Unsurprisingly, Edge’s isolation playlist is eclectic. Standouts include: Lizzo’s “Juice” (“what a guitar riff!”), Noel Gallagher’s “Come On Outside,” Inhaler’s “We Have To Move On,” and U2 producer Jacknife Lee’s “Made It Weird”—soon to be remixed by Edge’s son Levi, who goes by the name Muttlee. Edge called We Fall Together, the debut album by Irish duo St Francis Hotel, “expansive and ambitious…[it] wears its heart on its sleeve. It’s a great album for these times.” Also in rotation: “loads of old gospel” and “plenty of Van Morrison.”

Not a fan of the light beach-read, Edge is currently making his way through “The Silk Roads, Peter Frankopan’s monumental new history of the world.” Edge claims to have merely skimmed David J.C. MacKay’s Sustainable Energy Without the Hot Air. (Hopefully there won’t be a quiz.)

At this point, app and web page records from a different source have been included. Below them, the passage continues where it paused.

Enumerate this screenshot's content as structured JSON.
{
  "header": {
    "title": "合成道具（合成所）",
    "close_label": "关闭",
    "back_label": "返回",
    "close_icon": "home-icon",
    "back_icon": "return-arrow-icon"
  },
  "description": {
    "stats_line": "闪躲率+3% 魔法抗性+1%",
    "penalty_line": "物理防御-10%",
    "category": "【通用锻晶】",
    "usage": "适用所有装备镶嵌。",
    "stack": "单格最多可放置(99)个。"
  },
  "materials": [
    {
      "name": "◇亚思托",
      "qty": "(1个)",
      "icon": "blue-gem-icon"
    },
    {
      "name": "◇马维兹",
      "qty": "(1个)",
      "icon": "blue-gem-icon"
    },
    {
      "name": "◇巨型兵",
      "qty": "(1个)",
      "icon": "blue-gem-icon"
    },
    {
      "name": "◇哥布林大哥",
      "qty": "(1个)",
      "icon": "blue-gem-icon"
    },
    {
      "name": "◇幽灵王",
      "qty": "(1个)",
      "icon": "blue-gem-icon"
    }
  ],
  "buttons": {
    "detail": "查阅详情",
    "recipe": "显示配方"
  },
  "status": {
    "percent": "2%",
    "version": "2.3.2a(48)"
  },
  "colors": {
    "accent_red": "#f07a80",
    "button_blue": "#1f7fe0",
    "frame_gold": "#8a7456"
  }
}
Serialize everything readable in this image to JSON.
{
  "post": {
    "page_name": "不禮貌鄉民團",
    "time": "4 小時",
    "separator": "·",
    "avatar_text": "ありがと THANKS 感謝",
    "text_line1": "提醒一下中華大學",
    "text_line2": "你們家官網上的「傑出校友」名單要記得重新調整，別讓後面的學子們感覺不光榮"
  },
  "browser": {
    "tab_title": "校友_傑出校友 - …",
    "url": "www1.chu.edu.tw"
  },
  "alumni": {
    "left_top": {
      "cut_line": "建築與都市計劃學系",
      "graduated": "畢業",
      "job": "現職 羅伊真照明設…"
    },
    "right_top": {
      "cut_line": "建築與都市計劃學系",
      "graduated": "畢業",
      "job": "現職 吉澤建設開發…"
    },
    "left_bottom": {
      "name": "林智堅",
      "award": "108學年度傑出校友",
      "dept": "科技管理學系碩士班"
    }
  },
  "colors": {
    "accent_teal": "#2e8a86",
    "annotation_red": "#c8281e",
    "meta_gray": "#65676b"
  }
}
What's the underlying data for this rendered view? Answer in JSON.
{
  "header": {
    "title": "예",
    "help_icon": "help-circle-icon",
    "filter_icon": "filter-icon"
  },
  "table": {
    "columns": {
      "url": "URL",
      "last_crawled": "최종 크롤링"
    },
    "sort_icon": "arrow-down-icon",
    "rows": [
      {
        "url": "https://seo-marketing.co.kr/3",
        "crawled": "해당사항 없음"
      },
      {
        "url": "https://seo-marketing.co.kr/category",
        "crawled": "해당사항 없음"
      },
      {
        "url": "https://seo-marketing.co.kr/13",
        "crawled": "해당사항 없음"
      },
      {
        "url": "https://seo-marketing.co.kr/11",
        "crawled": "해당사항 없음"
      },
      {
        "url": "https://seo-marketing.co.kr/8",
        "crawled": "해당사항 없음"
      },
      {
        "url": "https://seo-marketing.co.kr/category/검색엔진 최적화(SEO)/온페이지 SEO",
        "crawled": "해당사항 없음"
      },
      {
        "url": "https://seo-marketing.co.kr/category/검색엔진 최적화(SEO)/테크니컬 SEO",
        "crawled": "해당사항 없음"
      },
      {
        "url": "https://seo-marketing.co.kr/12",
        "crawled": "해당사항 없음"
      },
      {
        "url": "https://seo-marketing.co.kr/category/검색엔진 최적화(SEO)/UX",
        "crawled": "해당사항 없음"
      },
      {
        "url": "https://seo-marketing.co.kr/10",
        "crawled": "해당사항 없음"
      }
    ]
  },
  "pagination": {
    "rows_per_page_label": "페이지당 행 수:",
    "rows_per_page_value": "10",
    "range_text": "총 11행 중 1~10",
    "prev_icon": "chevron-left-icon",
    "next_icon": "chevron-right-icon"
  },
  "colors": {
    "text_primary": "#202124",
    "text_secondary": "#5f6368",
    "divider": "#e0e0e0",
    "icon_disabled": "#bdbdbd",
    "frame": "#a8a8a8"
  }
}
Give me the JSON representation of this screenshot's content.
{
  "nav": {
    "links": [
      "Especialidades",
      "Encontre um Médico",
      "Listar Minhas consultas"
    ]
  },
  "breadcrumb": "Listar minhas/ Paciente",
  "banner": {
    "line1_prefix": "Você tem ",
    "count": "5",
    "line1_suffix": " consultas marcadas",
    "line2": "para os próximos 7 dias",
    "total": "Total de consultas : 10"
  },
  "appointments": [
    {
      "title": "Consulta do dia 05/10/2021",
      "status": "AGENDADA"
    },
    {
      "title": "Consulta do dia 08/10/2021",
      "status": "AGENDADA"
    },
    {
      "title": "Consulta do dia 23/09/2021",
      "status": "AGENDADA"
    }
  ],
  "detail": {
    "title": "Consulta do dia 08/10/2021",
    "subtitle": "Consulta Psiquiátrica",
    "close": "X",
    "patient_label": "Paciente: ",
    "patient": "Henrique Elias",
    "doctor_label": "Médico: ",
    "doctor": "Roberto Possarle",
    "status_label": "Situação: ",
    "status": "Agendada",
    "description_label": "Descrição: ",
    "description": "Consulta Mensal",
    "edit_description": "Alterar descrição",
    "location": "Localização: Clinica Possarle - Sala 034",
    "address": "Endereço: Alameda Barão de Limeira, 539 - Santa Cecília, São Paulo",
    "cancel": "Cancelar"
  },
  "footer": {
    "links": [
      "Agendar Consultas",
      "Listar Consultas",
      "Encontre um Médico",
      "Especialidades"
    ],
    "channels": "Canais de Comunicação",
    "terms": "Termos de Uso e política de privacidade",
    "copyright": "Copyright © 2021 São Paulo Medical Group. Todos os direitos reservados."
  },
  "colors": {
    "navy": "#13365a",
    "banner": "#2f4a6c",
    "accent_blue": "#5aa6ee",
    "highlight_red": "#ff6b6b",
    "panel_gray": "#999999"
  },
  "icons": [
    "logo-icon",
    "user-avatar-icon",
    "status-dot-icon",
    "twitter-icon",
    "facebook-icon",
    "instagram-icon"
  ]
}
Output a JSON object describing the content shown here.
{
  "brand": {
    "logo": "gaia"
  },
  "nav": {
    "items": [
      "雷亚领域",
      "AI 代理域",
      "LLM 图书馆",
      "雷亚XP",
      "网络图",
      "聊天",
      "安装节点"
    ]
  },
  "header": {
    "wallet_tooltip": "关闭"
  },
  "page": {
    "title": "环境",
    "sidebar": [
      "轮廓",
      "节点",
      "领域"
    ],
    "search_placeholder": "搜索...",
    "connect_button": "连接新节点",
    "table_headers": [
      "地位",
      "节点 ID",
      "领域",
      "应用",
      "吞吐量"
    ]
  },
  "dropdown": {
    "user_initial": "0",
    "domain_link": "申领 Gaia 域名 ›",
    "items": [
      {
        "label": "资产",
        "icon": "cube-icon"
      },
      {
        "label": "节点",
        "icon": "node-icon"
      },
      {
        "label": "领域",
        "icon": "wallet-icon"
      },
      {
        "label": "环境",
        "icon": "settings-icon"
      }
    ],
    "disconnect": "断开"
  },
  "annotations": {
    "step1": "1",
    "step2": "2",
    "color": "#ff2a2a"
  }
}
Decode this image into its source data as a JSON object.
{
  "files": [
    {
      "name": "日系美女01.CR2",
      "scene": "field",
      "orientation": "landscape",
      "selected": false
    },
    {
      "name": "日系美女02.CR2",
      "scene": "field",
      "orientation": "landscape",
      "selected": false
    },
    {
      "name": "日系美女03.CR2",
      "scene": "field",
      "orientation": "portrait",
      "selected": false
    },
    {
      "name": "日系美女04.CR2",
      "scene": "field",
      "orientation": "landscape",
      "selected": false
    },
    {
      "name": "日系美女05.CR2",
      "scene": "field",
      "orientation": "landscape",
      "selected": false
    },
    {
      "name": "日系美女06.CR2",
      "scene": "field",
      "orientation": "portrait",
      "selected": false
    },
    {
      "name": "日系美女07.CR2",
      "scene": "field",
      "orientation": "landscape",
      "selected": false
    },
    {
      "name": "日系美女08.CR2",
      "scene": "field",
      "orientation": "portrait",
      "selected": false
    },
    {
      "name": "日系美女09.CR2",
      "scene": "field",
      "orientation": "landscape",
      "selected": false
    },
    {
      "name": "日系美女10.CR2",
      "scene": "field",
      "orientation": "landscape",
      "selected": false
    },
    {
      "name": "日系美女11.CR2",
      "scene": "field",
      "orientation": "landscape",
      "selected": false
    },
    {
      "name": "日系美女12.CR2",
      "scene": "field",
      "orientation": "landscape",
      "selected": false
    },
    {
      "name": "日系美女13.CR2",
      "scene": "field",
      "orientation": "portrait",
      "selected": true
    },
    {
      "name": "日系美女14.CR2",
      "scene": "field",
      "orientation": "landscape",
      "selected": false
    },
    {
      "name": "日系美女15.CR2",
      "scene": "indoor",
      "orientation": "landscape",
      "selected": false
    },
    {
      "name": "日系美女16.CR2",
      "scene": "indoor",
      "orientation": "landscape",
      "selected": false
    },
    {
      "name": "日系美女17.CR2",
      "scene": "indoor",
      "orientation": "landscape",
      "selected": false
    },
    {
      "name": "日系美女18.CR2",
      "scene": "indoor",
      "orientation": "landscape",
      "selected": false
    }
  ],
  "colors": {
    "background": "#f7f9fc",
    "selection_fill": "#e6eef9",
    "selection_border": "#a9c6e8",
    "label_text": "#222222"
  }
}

Edge finds yard work therapeutic. “My wife Morleigh and I spent yesterday sweeping and clearing, and it occurred to me what a genius invention the yard brush is. Zero carbon emissions. No built-in obsolescence. Fully biodegradable. No software updates. No cookies or data protection issues. Also sweeping sounds amazing.”

Post-pandemic, Edge looks forward to “a pint of plain in Finnegan’s.” “I also hope that this crisis will expose how our values can be rebooted,” he said. “I’m personally taking stock about what’s important. The speed of life masks many important things, because inevitably, urgent things get priority. Slowing down is certainly a silver lining for me.”

Check out the Telegraph’s ongoing My Splendid Isolation series for interviews with other famous folks.

 

#SING4LIFE: will.i.am Discusses The Evolution of “Let Your Love Be Known”

On March 17, Bono shared what he called “a little postcard from Bubblin’ Dublin” on U2’s Instagram. “Let Your Love Be Known” was a song “for the Italians who inspired it… for the Irish…for ANYONE who this St. Patrick’s day is in a tight spot and still singing. For the doctors, nurses, carers on the front line.”

A week later, an updated version of the song appeared on social media, with additional lyrics and vocals by will.i.am, Jennifer Hudson and Japanese singer Yoshiki. In an interview with PBS’ Christiane Amanpour, will.i.am explained how this came about.

“Marc Benioff [CEO of Salesforce.com] has an amazing thread that I’m honored to be on […] and Bono is on that thread. Bono and his son were playing this song and […] Bono shared it with us on our thread [and] put it on his Instagram page. I answered some of the sentences that he [sang and] shared it back on the thread.”

It seems that Benioff then encouraged will.i.am to complete the song. will.i.am in turn asked Jennifer Hudson and Yoshiki to collaborate as well

“We all made it on our phones while we are isolated at home, to inspire folks to stay creative, keep their spirits up and to reflect on how they want to enter the world once [the pandemic] is all done,” will.i.am said. “Because creativity and optimism is important right now.”

 

Casual Choir Helps Us Carry Each Other

Dublin’s Casual Choir usually meets every two weeks to sing together. They don’t hold auditions or turn away anyone who wants to join. Members came together last week to record a virtual “sofa session” of U2’s “One.” Singers from around the world joined in to thank “everyone who is keeping us safe.” U2 gave the video their own seal of approval with a retweet.

 

Want to stay connected to AtU2 during your own “splendid isolation?” Enjoy our latest podcast! It’s like watching “U2: EXPERIENCE + INNOCENCE Live In Berlin” with three of your closest friends. And for a quick, light read, check out Dear BAE to find out how Fake Bono really feels about smoke machines.

 

© @U2/DeGenaro, 2020